Just Shufflin'

Last week I made a demonstration using images with prime-numbered dimensions to build a non-repeating background pattern. Then I decided to create a generator that would randomly select a number of images from my collection and change their display order to make a new wallpaper pattern.

enjoy la croy I <3 LaCroix

Here are some of the mechanics of the project. I made an array of image names and spliced it randomly to create a new array with a length randomly selected between a minimum of four and a maximum of the number of items in the original array.

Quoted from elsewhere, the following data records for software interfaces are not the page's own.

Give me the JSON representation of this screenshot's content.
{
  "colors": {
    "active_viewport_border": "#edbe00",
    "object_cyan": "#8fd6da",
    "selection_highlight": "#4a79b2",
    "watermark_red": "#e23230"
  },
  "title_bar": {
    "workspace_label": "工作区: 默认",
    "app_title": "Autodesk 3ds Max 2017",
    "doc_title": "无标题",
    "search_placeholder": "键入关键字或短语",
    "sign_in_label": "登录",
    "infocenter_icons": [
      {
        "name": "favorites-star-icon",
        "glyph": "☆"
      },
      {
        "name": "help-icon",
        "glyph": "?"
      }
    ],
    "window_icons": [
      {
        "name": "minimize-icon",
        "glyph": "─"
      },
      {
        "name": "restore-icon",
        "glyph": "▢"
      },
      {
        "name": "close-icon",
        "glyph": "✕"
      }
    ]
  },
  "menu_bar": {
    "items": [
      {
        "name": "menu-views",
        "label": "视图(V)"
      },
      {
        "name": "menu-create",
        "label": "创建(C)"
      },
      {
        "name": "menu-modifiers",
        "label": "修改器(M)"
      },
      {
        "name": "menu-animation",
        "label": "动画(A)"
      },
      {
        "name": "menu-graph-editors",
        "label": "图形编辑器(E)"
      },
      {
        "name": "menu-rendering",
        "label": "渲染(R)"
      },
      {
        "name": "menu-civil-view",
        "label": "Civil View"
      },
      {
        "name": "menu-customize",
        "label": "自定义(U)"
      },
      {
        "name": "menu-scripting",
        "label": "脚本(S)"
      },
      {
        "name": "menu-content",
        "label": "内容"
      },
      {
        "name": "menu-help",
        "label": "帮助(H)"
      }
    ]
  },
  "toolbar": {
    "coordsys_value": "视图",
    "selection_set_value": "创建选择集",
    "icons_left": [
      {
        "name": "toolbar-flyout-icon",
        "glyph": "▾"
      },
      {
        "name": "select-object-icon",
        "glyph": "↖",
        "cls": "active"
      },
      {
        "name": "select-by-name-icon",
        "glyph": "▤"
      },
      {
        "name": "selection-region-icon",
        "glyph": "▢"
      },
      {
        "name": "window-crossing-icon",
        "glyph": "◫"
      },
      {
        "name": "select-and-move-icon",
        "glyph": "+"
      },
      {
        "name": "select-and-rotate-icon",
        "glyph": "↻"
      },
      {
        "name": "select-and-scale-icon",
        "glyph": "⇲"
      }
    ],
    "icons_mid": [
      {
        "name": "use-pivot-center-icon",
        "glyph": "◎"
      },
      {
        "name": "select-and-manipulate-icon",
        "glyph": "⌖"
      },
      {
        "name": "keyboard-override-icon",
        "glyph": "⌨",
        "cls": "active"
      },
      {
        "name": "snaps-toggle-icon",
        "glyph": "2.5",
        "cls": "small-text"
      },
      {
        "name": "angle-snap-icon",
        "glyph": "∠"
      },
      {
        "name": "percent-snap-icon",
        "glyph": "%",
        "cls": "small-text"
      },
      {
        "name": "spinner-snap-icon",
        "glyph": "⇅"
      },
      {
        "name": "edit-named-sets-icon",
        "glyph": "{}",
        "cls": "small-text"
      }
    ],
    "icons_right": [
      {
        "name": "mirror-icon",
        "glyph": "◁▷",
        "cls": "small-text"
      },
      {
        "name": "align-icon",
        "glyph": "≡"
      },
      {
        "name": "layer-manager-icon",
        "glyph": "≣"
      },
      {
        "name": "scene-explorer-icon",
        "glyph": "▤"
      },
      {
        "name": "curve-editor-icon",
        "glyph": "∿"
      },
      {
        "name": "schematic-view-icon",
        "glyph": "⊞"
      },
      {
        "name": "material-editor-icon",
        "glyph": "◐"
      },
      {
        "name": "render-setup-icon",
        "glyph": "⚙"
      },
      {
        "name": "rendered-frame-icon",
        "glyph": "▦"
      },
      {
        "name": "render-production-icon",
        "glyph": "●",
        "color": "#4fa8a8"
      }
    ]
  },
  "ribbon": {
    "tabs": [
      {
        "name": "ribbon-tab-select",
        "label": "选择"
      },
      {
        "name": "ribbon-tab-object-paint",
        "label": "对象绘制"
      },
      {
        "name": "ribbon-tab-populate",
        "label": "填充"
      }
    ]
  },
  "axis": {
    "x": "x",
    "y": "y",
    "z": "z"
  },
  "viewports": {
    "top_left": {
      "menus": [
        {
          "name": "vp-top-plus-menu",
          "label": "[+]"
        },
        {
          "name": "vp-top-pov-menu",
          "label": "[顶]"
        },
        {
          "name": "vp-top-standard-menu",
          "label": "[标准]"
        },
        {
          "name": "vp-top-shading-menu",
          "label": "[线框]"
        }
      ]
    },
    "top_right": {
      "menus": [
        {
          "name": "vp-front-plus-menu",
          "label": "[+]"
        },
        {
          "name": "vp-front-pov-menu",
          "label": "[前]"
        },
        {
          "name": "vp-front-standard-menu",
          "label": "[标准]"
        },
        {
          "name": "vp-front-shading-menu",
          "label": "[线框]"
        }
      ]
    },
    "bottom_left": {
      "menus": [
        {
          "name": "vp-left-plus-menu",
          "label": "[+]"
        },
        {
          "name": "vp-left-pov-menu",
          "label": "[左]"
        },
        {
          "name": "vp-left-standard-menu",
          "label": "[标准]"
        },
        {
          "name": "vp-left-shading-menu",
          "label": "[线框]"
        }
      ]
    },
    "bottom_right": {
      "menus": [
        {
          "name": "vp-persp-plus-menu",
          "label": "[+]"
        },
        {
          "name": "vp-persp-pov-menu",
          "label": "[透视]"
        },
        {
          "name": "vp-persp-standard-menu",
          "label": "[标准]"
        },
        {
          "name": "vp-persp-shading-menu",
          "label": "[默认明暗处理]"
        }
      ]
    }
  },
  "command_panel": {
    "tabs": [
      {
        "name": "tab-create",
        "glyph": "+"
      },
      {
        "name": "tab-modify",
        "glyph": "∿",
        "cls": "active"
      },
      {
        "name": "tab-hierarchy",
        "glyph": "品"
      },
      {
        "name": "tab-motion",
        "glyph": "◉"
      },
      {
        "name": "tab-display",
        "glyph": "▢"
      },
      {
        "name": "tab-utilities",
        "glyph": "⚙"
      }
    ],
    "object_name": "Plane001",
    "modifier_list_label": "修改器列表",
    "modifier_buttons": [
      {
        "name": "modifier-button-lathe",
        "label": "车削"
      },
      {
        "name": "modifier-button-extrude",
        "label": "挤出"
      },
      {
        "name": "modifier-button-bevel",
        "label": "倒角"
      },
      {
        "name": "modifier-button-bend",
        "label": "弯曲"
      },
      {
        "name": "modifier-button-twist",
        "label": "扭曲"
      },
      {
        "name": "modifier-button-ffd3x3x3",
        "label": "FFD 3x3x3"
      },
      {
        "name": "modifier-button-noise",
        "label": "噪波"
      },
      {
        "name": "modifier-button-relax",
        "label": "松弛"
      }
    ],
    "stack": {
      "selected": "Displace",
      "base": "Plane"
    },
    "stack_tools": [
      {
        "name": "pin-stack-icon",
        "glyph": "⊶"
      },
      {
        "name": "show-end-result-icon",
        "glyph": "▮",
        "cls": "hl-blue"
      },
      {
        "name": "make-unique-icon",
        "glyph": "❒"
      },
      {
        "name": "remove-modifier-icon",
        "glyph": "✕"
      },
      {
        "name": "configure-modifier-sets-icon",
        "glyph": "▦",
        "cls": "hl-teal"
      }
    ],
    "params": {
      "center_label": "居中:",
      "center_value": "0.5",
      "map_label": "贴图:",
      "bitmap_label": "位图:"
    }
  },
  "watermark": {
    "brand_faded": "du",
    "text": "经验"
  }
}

const images = ['avocado', 'berry', 'cuke', 'flowers', 'grapefruit', 'peony', 'plain', 'pomelo', 'tangerine']
function randomize(array) {
  // Choose a random integer between two values, inclusive, i.e. minimum of 4 and maximum of number of items in original array: Math.floor(Math.random() * (max - min + 1)) + min
  let n = Math.floor(Math.random() * (array.length - 4 + 1)) + 4
  let randomizedImages = []
  // Iterating n times, splice an item at a random index and put it into a new array
  while (n) {
    image = array.splice(Math.floor(Math.random() * array.length), 1)
    randomizedImages.push("url('images/" + image.toString() + ".png')")
  return randomizedImages

I researched whether splicing is the most efficient and unbiased method to randomize an array and came across the Fisher-Yates shuffle algorithm. This article by Mike Bostock has a good explanation and visual demonstration of the difference between the two methods. The animations on his page were made with D3.js, a JavaScript library for data visualization created by Mike Bostock. It shows what while random splicing is unbiased, at each iteration the elements in the original array must shift down to compact the array, resulting in O(n2) performance.

In contrast the Fisher-Yates algorithm has O(n) complexity because it would shuffle the elements of the array in place. The tail of the array is used to store the shuffled items while we draw only from the remaining elements at the head.

function shuffle(array) {
  let currentIndex = array.length, temp, randomIndex
  // While there remain elements to shuffle
  while (currentIndex) {
    // Select an element at random from the front (and decrement the bound between shuffled and untouched items)
    randomIndex = Math.floor(Math.random() * currentIndex--)
    // And swap it with the current element at the back
    temp = array[currentIndex]
    array[currentIndex] = array[randomIndex]
    array[randomIndex] = temp
  return array

I also used the Fisher-Yates shuffle to select a random background color from an array of hex codes that would change with each new pattern. I further added the ability to generate a new pattern by clicking a button or by resizing the browser window. In order to avoid a strobing effect when the images and colors change, I limited the rate at which the resize function could be fired by using the debounce method from the Underscore.js library:

function debounce(func, wait, immediate) {
  let timeout
  return function() {
      let context = this, args = arguments
      timeout = setTimeout(function() {
          timeout = null
          if (!immediate) func.apply(context, args)
      }, wait)
      if (immediate && !timeout) func.apply(context, args)
May 22 2017